For Make Day, I had dug up the g-code for my Ultimaker that allowed it to 3D print objects in continuous “auto-print” mode – once a object is printed, the print head is used to push the object out of the print bed, and the next print starts. Samarth, our 3D printing expert, set up and tuned the Ultimaker, and it started the auto-print routine at around 11:00 in the morning (or probably earlier). By the end of the day, it had been running continuously (about 8 hours) pushing out Stretchy Bracelets every 15 minutes. I also set up my “Polargrap” draw bot. It uses a pen attached to two strings that are driven by stepper motors, and is an example of how a machine can be used to create “Art”.
I had some trouble setting it up, and never managed to grab enough time to set it up correctly.
For me, the day passed off in a breeze. I was busy talking to people continuously, about the Maker movement, my open hardware projects, talking to students discussing stuff and so on, and before I know it, Vaibhav came up to me and said it’s time to start the screening. Whoa, already ? I glanced at the time, and couldn’t believe when I read 5:30pm. I guess we had between 70 to 100 people attend Make Day and hopefully they all went back motivated to do some DIY.
My Maker friend Sohil Patel from Makerfest Ahmedabad turned up, and showed us an amazing hack using Way Crayons, Sand Paper and Iron to create Iron on Transfers on T-Shirts !
These kids travelled all the way from Nashik to attend Make Day !
Our awesome friend, Amit Arora from http://www.smartprinting.co/ created a short survey on 3D Printing, and it would be interesting to see the results when he publishes them on his blog.

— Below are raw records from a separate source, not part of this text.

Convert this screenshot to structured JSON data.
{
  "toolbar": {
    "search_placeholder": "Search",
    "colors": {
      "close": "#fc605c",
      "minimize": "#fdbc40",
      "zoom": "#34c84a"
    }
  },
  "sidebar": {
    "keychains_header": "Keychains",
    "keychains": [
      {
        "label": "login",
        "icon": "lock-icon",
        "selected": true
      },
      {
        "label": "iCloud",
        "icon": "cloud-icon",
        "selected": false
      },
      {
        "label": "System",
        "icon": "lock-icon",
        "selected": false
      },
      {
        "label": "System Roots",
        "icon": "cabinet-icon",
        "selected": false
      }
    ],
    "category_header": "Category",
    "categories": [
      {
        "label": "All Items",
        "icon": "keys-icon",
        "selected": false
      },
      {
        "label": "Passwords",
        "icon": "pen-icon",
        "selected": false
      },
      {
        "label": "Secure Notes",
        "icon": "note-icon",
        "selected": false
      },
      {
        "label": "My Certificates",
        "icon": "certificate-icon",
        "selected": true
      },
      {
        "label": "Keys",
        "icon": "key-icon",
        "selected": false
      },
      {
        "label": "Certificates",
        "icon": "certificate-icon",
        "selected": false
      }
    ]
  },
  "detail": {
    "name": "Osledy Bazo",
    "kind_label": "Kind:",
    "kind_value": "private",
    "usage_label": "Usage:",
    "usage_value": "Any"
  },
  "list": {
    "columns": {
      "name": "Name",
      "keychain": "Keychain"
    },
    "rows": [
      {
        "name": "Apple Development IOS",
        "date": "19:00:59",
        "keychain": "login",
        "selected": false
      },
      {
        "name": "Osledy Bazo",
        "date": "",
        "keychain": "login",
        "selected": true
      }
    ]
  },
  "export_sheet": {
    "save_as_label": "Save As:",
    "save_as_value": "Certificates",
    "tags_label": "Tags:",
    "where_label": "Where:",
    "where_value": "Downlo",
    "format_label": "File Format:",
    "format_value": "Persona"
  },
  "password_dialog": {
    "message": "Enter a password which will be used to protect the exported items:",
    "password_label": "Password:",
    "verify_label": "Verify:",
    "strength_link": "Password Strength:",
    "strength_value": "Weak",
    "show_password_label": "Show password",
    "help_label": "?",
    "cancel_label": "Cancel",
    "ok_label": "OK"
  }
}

EDIT : Amit Arora has published his results here : http://www.inside3dp.com/inside3dp-exclusive-16-indian-population-owns-3d-printer/
We started the movie screening at about 6:00pm after a short round of introductions, and from what I saw, it seems the audience were pretty engrossed with rapt attention watching all the magic on screen. For me, the Movie seemed special since I knew / followed a lot of the people that were interviewed.
For those who missed attending Make Day Mumbai, we have a whole set of pictures at these links: